··· Data section ···

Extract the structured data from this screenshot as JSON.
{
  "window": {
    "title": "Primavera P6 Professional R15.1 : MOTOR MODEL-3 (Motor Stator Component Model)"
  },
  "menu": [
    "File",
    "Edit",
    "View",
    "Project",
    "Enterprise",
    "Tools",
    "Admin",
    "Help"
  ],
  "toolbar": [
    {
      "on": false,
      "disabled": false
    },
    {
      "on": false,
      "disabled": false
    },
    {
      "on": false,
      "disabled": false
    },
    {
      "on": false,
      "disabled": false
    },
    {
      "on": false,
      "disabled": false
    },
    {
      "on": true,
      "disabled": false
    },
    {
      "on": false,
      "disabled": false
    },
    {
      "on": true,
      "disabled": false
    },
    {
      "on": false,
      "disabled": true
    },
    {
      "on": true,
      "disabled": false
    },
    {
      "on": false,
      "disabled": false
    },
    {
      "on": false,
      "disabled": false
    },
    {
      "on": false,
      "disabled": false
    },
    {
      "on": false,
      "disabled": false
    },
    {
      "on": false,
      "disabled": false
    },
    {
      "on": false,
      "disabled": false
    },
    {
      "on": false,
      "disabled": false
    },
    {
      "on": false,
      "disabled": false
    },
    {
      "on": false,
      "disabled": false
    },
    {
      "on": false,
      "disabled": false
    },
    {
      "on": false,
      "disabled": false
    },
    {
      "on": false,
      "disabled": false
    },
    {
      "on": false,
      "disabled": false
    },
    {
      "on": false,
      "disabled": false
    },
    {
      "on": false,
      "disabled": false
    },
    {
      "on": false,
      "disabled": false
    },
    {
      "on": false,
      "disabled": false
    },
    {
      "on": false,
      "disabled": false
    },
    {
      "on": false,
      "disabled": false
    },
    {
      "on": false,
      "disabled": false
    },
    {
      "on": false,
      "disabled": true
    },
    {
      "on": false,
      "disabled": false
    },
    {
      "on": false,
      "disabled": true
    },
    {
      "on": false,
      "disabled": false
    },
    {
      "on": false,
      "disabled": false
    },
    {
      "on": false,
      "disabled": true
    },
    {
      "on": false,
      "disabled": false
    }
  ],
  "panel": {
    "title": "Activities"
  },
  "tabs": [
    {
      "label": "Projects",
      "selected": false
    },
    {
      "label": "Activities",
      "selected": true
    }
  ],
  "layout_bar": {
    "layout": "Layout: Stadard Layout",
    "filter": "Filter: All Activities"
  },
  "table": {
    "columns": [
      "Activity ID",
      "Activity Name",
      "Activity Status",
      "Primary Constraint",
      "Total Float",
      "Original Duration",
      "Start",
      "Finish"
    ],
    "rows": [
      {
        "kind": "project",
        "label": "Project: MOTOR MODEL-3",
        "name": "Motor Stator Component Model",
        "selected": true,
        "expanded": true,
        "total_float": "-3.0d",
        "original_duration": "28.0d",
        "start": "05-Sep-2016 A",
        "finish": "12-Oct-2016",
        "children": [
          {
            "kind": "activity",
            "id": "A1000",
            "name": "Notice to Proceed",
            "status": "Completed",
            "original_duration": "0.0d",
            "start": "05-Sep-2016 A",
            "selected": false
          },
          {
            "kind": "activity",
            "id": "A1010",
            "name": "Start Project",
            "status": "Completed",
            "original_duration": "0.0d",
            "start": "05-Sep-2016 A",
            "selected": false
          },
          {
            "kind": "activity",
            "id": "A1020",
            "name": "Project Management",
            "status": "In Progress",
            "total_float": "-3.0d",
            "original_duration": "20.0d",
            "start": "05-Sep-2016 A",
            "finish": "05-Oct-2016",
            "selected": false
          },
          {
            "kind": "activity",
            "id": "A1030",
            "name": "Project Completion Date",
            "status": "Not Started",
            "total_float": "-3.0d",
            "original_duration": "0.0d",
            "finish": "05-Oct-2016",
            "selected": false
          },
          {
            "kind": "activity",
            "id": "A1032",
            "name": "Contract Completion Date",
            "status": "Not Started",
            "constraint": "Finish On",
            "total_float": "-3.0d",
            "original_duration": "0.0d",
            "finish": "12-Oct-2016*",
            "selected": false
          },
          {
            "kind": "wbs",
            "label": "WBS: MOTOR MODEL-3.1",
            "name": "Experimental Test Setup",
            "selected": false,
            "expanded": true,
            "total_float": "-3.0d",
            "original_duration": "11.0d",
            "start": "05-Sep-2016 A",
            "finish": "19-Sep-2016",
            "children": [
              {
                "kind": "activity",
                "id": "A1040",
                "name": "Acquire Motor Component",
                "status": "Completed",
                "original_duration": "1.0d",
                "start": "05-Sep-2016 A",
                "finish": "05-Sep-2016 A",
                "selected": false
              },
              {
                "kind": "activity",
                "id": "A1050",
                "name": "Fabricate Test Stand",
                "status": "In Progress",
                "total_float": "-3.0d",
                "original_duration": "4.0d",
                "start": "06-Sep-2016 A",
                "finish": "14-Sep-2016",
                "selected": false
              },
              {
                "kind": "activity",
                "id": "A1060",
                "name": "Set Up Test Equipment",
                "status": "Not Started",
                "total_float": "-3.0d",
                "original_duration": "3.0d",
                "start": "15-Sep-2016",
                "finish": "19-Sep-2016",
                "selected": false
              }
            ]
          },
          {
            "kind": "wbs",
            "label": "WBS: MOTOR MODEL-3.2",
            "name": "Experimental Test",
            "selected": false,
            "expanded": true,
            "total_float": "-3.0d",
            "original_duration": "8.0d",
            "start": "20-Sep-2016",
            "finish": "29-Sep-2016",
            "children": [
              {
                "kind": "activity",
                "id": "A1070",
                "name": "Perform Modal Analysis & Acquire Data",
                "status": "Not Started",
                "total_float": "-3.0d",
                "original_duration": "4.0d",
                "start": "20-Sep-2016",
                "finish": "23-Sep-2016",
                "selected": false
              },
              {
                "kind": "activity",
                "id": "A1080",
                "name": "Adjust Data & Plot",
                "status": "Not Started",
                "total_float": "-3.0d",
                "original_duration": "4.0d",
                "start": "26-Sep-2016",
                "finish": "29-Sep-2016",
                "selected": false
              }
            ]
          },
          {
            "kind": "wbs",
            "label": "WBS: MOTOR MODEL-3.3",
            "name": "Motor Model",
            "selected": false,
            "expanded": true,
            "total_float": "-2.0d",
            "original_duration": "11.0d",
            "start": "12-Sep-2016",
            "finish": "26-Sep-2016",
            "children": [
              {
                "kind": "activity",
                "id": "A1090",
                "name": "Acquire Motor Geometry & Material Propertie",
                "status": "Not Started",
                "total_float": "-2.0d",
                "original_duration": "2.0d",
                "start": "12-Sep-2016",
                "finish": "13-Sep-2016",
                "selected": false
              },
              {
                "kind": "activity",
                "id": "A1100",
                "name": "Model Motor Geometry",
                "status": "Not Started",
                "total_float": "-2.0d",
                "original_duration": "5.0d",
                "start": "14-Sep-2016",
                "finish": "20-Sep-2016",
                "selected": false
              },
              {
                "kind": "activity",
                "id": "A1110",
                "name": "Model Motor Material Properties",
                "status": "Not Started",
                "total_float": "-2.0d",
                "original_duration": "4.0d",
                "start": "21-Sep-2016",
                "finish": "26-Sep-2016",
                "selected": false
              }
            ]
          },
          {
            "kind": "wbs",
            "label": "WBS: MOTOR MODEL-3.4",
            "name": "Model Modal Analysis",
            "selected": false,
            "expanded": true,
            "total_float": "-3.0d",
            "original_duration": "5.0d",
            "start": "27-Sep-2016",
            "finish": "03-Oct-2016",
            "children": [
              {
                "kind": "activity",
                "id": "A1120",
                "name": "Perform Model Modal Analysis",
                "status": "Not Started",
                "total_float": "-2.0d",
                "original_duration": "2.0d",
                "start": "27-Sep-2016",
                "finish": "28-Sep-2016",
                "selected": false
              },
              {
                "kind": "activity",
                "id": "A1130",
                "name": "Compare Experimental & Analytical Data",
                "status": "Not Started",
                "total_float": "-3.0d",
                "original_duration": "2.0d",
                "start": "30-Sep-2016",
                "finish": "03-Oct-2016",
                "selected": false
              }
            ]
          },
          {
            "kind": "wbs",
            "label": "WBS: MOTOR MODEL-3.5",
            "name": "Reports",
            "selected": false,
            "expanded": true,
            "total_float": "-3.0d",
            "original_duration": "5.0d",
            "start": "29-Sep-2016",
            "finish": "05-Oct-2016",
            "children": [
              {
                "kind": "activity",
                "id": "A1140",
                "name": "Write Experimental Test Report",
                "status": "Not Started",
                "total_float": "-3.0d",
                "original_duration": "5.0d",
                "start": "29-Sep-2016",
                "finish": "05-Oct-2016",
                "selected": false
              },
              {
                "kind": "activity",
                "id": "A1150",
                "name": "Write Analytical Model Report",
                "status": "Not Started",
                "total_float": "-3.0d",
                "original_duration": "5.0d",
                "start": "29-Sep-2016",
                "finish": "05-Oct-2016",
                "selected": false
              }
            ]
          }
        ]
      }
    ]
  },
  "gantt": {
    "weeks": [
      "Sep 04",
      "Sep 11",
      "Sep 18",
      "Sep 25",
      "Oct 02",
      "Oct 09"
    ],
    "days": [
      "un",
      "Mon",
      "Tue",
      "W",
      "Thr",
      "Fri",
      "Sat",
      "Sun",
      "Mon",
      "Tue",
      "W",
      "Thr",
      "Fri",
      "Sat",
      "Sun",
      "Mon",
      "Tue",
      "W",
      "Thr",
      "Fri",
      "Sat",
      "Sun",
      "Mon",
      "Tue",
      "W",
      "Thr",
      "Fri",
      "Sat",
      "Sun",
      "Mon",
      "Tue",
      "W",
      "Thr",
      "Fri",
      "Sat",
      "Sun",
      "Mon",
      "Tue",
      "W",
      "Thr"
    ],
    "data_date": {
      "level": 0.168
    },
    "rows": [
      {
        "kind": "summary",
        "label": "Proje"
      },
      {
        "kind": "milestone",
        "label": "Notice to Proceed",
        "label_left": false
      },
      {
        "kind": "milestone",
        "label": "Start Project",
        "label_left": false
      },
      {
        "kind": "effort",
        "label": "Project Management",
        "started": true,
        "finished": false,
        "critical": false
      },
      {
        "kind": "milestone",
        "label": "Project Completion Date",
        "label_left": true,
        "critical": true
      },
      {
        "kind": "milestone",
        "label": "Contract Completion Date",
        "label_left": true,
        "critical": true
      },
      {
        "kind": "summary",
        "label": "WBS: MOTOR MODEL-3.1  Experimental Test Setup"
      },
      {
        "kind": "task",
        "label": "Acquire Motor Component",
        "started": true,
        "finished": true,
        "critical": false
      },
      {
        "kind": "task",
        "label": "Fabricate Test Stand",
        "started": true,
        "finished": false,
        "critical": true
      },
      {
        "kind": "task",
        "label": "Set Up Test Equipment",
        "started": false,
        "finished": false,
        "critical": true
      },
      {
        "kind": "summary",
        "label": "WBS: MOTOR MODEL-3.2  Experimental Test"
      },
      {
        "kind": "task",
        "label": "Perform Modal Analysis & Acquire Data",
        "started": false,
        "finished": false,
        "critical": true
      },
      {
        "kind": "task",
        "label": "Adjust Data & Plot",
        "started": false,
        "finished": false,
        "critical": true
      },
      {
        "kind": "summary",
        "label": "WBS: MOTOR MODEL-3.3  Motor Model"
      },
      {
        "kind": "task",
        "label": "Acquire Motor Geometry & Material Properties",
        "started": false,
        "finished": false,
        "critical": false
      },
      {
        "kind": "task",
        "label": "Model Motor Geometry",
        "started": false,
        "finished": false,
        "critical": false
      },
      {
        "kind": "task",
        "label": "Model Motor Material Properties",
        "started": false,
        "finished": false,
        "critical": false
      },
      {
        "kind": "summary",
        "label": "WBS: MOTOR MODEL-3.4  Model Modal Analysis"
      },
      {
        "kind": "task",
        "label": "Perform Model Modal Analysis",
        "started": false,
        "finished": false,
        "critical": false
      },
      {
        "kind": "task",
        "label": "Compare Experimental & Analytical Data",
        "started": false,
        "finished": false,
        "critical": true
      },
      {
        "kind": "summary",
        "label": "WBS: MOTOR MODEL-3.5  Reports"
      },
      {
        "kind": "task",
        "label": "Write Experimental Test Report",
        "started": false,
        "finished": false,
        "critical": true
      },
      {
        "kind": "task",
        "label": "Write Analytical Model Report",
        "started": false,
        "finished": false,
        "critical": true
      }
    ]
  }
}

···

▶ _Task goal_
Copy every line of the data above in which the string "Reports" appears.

▶ _Exercise result_
            "name": "Reports",
        "label": "WBS: MOTOR MODEL-3.5  Reports"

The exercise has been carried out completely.